RECORDS
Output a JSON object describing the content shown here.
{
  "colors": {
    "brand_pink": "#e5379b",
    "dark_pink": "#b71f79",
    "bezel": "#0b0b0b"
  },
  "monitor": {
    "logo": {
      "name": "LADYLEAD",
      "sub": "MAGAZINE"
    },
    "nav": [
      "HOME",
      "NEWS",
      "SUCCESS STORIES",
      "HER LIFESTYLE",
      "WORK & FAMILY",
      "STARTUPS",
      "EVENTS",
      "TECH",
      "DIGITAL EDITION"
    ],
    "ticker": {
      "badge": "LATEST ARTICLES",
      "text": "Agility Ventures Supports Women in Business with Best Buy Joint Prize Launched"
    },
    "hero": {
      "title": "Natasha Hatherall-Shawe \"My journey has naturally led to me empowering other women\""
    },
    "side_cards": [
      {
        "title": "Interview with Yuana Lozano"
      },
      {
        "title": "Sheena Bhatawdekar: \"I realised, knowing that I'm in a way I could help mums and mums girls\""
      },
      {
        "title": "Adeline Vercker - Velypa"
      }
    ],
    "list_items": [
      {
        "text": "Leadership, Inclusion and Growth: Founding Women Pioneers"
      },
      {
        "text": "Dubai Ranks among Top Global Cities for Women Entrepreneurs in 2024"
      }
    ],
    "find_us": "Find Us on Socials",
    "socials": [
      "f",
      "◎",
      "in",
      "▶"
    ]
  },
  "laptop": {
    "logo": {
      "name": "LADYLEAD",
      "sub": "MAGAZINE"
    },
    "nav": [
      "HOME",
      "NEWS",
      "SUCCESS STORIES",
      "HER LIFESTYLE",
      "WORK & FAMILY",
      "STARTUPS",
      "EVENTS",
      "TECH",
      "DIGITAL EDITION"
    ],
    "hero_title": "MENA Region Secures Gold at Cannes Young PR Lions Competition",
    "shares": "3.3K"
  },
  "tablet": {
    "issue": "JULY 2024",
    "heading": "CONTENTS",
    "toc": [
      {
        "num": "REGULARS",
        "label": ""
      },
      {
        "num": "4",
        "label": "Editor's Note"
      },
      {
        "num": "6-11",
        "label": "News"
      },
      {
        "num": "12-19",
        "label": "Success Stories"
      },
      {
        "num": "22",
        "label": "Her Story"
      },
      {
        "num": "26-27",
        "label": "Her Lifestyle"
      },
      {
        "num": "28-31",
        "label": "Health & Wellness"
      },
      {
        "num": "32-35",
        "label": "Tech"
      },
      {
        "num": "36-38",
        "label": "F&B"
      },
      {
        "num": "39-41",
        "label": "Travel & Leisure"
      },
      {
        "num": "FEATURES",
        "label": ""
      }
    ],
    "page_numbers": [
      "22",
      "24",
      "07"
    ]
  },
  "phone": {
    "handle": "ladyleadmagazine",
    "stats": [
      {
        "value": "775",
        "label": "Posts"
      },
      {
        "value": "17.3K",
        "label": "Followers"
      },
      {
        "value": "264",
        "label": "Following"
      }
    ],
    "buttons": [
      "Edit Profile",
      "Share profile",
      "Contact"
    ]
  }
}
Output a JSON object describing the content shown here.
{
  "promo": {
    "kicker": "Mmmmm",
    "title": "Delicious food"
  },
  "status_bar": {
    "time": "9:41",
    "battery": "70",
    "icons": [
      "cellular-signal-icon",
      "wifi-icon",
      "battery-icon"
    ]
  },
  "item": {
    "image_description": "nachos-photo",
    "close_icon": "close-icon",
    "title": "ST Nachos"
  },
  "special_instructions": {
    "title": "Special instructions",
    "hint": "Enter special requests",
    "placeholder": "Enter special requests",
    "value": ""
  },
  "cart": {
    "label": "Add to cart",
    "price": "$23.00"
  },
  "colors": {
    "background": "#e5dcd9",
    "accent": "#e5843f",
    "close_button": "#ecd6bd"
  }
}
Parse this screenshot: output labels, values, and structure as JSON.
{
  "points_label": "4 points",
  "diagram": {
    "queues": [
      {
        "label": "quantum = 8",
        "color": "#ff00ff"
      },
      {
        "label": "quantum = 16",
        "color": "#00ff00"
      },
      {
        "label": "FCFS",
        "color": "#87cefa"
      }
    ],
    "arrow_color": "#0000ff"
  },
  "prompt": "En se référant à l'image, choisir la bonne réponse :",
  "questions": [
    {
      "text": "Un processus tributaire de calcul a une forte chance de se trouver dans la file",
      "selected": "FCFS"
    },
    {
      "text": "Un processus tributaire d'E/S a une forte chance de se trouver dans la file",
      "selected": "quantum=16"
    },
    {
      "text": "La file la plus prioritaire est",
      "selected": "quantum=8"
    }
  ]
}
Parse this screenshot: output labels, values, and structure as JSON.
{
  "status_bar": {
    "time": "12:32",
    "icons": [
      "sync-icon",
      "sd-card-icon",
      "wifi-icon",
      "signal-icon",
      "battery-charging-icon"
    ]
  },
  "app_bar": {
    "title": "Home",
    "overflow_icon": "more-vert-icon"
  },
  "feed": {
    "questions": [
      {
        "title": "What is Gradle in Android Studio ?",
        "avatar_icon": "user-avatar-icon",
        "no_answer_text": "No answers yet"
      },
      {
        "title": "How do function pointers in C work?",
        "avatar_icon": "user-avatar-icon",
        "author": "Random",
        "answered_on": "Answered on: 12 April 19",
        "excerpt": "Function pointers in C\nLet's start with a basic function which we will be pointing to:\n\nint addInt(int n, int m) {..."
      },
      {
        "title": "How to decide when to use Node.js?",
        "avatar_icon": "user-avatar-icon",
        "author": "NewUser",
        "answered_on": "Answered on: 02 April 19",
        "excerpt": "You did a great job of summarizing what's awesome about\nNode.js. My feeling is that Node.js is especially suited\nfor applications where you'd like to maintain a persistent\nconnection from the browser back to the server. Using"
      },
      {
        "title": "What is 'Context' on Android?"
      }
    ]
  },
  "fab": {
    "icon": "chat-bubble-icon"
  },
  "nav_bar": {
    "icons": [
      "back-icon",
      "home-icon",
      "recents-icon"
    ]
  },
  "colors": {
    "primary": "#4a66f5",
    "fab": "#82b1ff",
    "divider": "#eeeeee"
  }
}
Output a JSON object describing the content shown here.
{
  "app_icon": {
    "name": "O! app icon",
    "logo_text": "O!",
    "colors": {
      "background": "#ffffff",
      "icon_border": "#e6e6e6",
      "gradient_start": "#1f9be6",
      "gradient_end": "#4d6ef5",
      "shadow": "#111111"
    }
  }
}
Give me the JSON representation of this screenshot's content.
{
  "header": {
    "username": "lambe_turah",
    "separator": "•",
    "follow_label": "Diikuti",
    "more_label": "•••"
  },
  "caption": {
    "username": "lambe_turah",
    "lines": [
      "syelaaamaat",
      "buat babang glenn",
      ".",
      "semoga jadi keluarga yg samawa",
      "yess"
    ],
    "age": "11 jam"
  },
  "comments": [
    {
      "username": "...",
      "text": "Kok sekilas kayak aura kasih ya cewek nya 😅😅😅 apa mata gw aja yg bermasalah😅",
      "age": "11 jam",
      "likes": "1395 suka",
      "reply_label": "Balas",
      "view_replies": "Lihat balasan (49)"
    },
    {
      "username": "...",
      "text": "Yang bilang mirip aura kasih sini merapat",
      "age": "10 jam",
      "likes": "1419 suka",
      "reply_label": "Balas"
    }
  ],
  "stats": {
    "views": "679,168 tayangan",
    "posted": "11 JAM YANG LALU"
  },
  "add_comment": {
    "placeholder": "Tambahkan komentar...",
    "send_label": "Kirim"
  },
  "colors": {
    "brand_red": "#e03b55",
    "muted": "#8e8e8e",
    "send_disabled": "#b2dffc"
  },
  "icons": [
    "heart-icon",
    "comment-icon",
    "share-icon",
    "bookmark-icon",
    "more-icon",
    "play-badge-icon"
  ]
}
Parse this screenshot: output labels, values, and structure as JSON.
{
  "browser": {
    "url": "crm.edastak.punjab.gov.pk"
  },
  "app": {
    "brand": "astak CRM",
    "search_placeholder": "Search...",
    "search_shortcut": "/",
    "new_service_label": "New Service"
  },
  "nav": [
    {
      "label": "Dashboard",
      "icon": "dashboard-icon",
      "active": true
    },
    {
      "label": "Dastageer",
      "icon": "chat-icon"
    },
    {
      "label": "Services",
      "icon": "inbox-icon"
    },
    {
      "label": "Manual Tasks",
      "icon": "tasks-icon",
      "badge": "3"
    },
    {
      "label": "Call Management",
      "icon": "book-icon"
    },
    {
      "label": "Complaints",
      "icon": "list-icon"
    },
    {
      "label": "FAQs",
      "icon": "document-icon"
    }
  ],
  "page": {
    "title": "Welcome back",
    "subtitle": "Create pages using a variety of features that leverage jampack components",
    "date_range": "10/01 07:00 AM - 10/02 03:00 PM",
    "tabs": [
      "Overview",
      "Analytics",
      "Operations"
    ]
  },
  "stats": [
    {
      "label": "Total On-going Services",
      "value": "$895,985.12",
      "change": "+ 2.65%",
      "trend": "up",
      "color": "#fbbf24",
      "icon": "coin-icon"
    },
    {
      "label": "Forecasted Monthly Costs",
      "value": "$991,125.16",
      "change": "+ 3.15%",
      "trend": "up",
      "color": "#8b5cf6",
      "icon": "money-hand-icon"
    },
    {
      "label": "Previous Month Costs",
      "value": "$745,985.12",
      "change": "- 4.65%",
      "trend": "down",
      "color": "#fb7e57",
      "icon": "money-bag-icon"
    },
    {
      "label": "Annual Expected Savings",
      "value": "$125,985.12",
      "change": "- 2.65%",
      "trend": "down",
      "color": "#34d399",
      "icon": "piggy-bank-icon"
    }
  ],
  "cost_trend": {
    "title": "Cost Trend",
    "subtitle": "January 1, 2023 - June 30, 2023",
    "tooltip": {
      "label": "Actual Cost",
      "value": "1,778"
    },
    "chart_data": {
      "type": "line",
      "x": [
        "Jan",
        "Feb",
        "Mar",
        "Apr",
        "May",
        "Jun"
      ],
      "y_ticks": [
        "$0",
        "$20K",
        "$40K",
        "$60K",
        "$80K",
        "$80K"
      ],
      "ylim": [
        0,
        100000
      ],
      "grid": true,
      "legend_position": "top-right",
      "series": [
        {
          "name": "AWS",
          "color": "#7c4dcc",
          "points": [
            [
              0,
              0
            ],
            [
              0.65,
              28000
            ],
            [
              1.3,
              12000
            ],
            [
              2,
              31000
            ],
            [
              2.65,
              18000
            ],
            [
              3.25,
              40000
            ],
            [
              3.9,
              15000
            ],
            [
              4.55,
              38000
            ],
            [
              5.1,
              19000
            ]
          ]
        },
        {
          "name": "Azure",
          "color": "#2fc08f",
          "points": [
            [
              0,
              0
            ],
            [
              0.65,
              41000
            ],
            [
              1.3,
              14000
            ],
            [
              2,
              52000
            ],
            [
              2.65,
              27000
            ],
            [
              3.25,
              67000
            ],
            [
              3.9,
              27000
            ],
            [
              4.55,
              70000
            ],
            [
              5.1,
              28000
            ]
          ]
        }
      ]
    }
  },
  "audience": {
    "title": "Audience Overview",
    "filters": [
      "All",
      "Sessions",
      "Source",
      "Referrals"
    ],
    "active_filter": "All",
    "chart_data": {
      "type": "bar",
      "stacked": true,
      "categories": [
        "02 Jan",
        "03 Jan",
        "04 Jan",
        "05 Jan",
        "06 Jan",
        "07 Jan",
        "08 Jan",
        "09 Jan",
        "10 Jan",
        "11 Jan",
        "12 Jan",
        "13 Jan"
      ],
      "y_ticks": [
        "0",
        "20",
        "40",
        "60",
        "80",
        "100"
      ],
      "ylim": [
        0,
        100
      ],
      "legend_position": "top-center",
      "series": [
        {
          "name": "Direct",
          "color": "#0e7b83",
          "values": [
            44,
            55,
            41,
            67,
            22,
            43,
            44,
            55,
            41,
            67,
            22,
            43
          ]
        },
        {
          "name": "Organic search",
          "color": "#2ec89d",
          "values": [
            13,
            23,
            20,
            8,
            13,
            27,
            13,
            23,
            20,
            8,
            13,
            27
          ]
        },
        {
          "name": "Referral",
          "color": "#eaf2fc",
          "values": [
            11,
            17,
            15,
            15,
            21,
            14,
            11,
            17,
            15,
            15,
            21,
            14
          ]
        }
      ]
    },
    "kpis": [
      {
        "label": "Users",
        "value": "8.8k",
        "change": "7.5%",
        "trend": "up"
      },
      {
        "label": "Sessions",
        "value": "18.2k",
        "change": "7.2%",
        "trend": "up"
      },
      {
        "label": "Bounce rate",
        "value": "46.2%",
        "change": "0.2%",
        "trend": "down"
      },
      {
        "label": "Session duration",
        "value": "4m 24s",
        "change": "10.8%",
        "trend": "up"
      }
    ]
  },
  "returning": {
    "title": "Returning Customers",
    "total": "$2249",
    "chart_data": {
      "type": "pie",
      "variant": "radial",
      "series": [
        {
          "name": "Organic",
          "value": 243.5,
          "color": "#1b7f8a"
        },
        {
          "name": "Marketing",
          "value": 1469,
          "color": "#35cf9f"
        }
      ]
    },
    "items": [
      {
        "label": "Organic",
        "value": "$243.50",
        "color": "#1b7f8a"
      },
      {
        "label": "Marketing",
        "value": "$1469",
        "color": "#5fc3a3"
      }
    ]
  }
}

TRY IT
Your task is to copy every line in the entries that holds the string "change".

OUTPUT OF THE EXERCISE
      "change": "+ 2.65%",
      "change": "+ 3.15%",
      "change": "- 4.65%",
      "change": "- 2.65%",
        "change": "7.5%",
        "change": "7.2%",
        "change": "0.2%",
        "change": "10.8%",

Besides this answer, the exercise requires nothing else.